We all know that parents go to great lengths to keep a child’s mouth shut in the presence of guests, because they are afraid the child will blurt out secrets of the house to them. The childlike tendency to tell the truth anywhere to anyone is what I would like to focus on. Honesty is one of the few values embedded in a child, yet it is taught to them by “truthful” adults and interestingly, as you grow up, the tendency to lie increases. Read about this interesting experiment on how telling a lie has a truck with growing up:
‘Do not peek”
A group of scientists invited a few 2-year olds, 4-year olds and 8-year olds. They were given the simple task: identify a toy hidden behind a screen based on the sound it would make. For example, if it was a dog, they would hear a bark and so on. But soon the toys and sounds seemed to have no correlation, as in one case, the toy in question was a car, and the sound played was Beethoven.
In the middle of this task, the scientists leave the room under the pretext of drinking water and give the child only one instruction: No peeking.
The kids of course could not resist the urge to see what was behind the screen.
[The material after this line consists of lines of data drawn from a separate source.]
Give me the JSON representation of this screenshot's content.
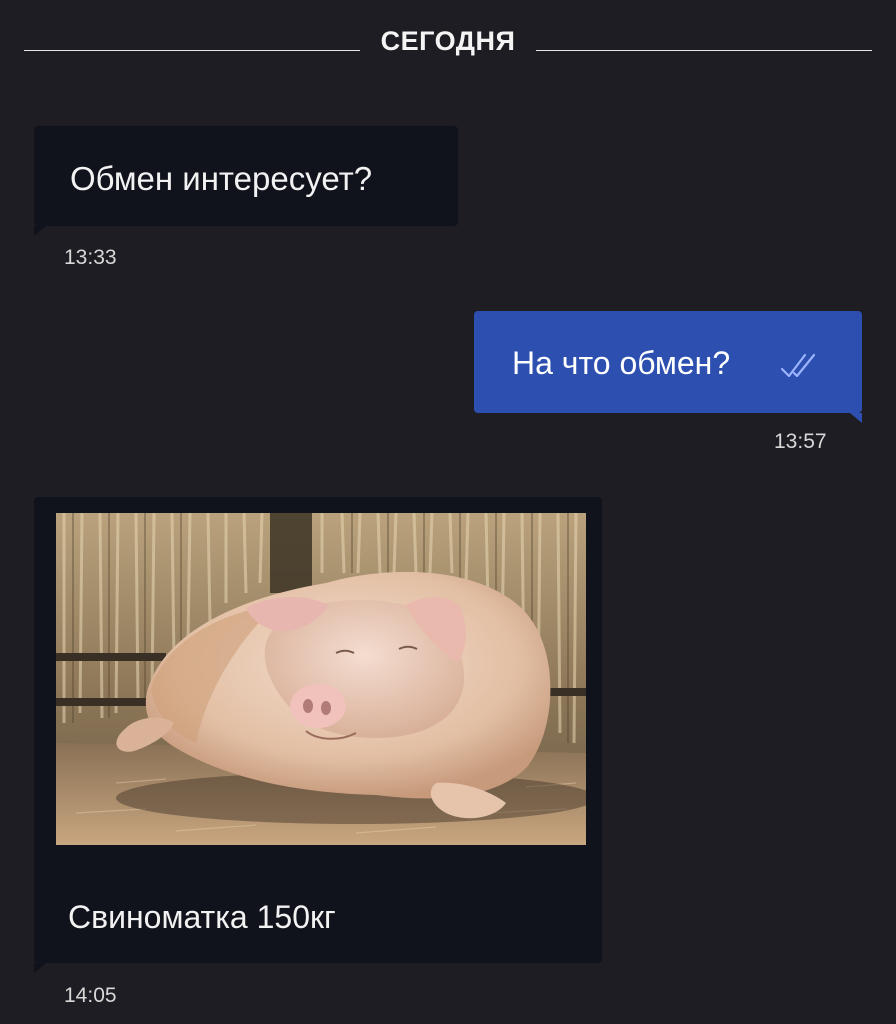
{
  "date_divider": {
    "label": "СЕГОДНЯ"
  },
  "messages": [
    {
      "direction": "incoming",
      "text": "Обмен интересует?",
      "time": "13:33"
    },
    {
      "direction": "outgoing",
      "text": "На что обмен?",
      "time": "13:57",
      "status_icon": "double-check-icon"
    },
    {
      "direction": "incoming",
      "type": "photo",
      "photo_subject": "pig-photo",
      "caption": "Свиноматка 150кг",
      "time": "14:05"
    }
  ],
  "colors": {
    "background": "#1d1d23",
    "incoming_bubble": "#11131c",
    "outgoing_bubble": "#2c4fb0",
    "check_marks": "#9db4ff"
  }
}
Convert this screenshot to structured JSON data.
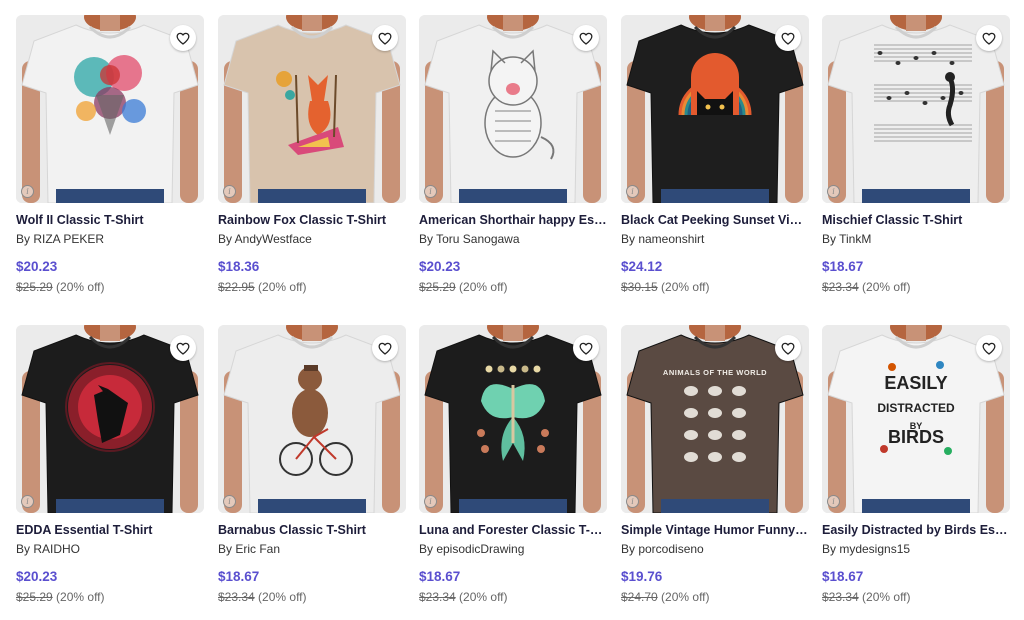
{
  "colors": {
    "price": "#5a4fcf",
    "title": "#1d1d3a"
  },
  "products": [
    {
      "title": "Wolf II Classic T-Shirt",
      "artist": "By RIZA PEKER",
      "price": "$20.23",
      "original": "$25.29",
      "discount": "(20% off)",
      "shirt_color": "#f2f2f2",
      "art": "wolf"
    },
    {
      "title": "Rainbow Fox Classic T-Shirt",
      "artist": "By AndyWestface",
      "price": "$18.36",
      "original": "$22.95",
      "discount": "(20% off)",
      "shirt_color": "#d8c3ad",
      "art": "fox"
    },
    {
      "title": "American Shorthair happy Ess…",
      "artist": "By Toru Sanogawa",
      "price": "$20.23",
      "original": "$25.29",
      "discount": "(20% off)",
      "shirt_color": "#f0f0f0",
      "art": "cat"
    },
    {
      "title": "Black Cat Peeking Sunset Vint…",
      "artist": "By nameonshirt",
      "price": "$24.12",
      "original": "$30.15",
      "discount": "(20% off)",
      "shirt_color": "#1e1e1e",
      "art": "sunsetcat"
    },
    {
      "title": "Mischief Classic T-Shirt",
      "artist": "By TinkM",
      "price": "$18.67",
      "original": "$23.34",
      "discount": "(20% off)",
      "shirt_color": "#eeeeee",
      "art": "music"
    },
    {
      "title": "EDDA Essential T-Shirt",
      "artist": "By RAIDHO",
      "price": "$20.23",
      "original": "$25.29",
      "discount": "(20% off)",
      "shirt_color": "#1c1c1c",
      "art": "raven"
    },
    {
      "title": "Barnabus Classic T-Shirt",
      "artist": "By Eric Fan",
      "price": "$18.67",
      "original": "$23.34",
      "discount": "(20% off)",
      "shirt_color": "#ededed",
      "art": "bear"
    },
    {
      "title": "Luna and Forester Classic T-S…",
      "artist": "By episodicDrawing",
      "price": "$18.67",
      "original": "$23.34",
      "discount": "(20% off)",
      "shirt_color": "#1c1c1c",
      "art": "moth"
    },
    {
      "title": "Simple Vintage Humor Funny R…",
      "artist": "By porcodiseno",
      "price": "$19.76",
      "original": "$24.70",
      "discount": "(20% off)",
      "shirt_color": "#5a4a42",
      "art": "animals",
      "art_text": "ANIMALS OF THE WORLD"
    },
    {
      "title": "Easily Distracted by Birds Esse…",
      "artist": "By mydesigns15",
      "price": "$18.67",
      "original": "$23.34",
      "discount": "(20% off)",
      "shirt_color": "#f4f4f4",
      "art": "birds",
      "art_lines": [
        "EASILY",
        "DISTRACTED",
        "BY",
        "BIRDS"
      ]
    }
  ]
}
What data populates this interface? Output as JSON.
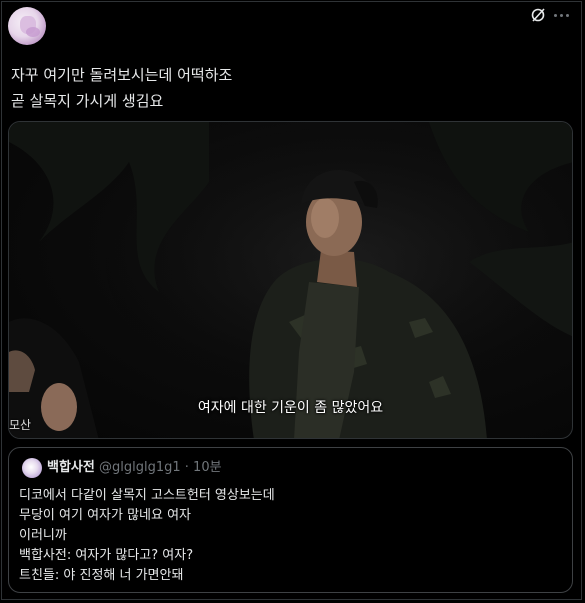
{
  "tweet": {
    "text": "자꾸 여기만 돌려보시는데 어떡하조\n곧 살목지 가시게 생김요",
    "grok_icon": "grok-icon",
    "more_icon": "more-icon"
  },
  "media": {
    "caption": "여자에 대한 기운이 좀 많았어요",
    "watermark": "모산"
  },
  "quote": {
    "name": "백합사전",
    "handle": "@glglglg1g1",
    "separator": "·",
    "time": "10분",
    "text": "디코에서 다같이 살목지 고스트헌터 영상보는데\n무당이 여기 여자가 많네요 여자\n이러니까\n백합사전: 여자가 많다고? 여자?\n트친들: 야 진정해 너 가면안돼"
  }
}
The scientists knew this of course (thanks to hidden cameras in the room).
When they scientist returned, one of them asked a simple question, “Did you peek?”.
Guess what the answers were?
Among the 2-year olds: only 30% were untruthful.
Among the 4-year olds: most of the kids claimed to not see it, yet blurted out the answer unintentionally.
Among the 8-year olds: the children claimed not to know the answer, and purposefully answered incorrectly to cover up any suspicion.
The older we get, the more concerned we are with the opinion of the people around us, and we do whatever it takes, even twisting the truth, just to keep (or make) them happy, often failing to bother about how far from the truth we are drifting.
The most boring movie I ever saw: “I don’t watch movies so I can’t answer the question.”